Dengue has become the fastest-growing mosquito-borne disease in Sri Lanka and the control of the vectors, Aedes aegypti Linnaeus and Ae. albopictus Skuse, is the most effective way of controlling the disease. A detailed study on vector prevalence has not been recorded from Sri Lanka. Therefore, the present study was undertaken to study the prevalence of both vectors in four semi-urban study sites in two of the most affected districts, namely Kandy (wet zone) and Kurunegala (intermediate zone), by conducting egg surveys (using ovitraps) and larval surveys from June 2007 to May 2008. A total of 82,524 eggs and 2658 larvae of Ae. aegypti and Ae. albopictus were collected. A total of 3699 potential breeding habitats were examined. Ovitrap and larval indices (house, container and Breteau) showed that all four areas are at epidemic risk, especially due to a high abundance of Ae. albopictus. The highest numbers for both the species were from the Kandy sites where dense vegetation, high rainfall and low temperature prevailed. The results showed a high mortality rate during the egg-to-larva transition, suggesting that conducting an egg survey alone would overestimate the vector abundance and the disease risk. For Ae. albopictus, the monthly mean number of eggs showed positive relationships with relative humidity in both districts and with rainfall in the Kandy District. The number of dengue cases in the area had no positive relationships with the abundance of eggs or larval density indices. Discarded receptacles were the most preferred breeding habitat for these dengue vectors. Since the attractiveness (inferred by the calculated risk factors) of most of the breeding habitats was very high, elimination of these breeding sites is essential for the success of dengue control programmes.
We report the results of the New Zealand Acute Gastrointestinal Illness (AGI) Community Study, a representative cross-sectional community telephone survey of 3655 participants conducted over a 12-month period. Respondents were asked questions about vomiting and diarrhoea in the previous 4 weeks.

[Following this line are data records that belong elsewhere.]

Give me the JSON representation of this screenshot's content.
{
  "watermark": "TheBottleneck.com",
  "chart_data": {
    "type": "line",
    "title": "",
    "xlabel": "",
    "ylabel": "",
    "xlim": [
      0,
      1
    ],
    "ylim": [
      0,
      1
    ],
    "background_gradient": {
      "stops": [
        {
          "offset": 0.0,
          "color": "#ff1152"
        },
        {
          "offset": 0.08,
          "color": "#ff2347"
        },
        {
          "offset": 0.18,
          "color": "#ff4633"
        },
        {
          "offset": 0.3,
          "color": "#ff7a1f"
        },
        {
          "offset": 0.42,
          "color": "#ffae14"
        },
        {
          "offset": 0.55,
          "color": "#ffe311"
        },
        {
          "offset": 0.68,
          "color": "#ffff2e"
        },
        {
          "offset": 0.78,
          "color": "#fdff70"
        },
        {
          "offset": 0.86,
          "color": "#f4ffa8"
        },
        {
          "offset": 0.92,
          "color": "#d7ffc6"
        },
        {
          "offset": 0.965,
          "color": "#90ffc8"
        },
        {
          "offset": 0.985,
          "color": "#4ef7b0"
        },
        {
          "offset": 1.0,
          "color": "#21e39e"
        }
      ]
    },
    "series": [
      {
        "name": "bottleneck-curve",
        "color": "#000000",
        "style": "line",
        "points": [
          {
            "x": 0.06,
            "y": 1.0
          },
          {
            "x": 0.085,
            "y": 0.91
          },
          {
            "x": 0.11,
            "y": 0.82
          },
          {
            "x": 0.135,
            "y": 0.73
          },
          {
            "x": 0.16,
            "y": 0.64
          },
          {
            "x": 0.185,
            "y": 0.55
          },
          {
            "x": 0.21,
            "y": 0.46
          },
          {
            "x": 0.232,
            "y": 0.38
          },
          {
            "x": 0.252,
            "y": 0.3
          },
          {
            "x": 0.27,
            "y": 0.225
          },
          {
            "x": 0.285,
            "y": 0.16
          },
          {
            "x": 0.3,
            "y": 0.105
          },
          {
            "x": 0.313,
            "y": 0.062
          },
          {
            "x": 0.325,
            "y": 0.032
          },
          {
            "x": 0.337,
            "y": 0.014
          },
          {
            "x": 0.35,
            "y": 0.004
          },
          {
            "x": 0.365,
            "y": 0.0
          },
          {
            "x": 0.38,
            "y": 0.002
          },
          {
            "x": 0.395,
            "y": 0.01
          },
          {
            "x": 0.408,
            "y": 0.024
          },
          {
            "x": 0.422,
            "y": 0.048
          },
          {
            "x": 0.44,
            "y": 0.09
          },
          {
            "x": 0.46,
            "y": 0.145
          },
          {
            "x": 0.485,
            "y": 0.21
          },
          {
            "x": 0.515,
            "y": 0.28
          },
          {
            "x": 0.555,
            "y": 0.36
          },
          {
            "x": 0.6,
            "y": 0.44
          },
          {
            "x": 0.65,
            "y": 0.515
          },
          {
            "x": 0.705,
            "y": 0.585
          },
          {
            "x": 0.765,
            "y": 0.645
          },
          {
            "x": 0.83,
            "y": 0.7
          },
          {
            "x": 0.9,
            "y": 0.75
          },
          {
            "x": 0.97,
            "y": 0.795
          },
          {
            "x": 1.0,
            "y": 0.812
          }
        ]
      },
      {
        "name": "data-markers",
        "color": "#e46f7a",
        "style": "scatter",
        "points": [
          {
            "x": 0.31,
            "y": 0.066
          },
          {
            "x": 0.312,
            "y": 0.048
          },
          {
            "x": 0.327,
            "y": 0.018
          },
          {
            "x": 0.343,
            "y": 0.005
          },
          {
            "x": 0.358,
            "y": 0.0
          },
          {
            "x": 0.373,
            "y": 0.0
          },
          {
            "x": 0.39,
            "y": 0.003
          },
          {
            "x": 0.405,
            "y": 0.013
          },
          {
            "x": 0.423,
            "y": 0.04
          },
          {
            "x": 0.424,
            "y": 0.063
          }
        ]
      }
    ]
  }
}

At least one episode of diarrhoea and/or vomiting was reported by 8·6% of respondents, an incidence of 1·11 episodes/person per year. Prevalence was highest in children aged <5 years and lowest in those aged >64 years. The mean duration of illness was 2·5 days and most common symptoms were diarrhoea (82·5%), stomach cramps (75·7%), nausea (56·9%) and vomiting (49·0%). Extrapolation of the adjusted estimates indicates there are about 4·66 million episodes of AGI per year in New Zealand, nearly 1 million visits to the general medical practitioner, in excess of 300 000 courses of antibiotics being dispensed and more than 4·5 million days of paid work lost due to AGI. This represents a significant burden of disease.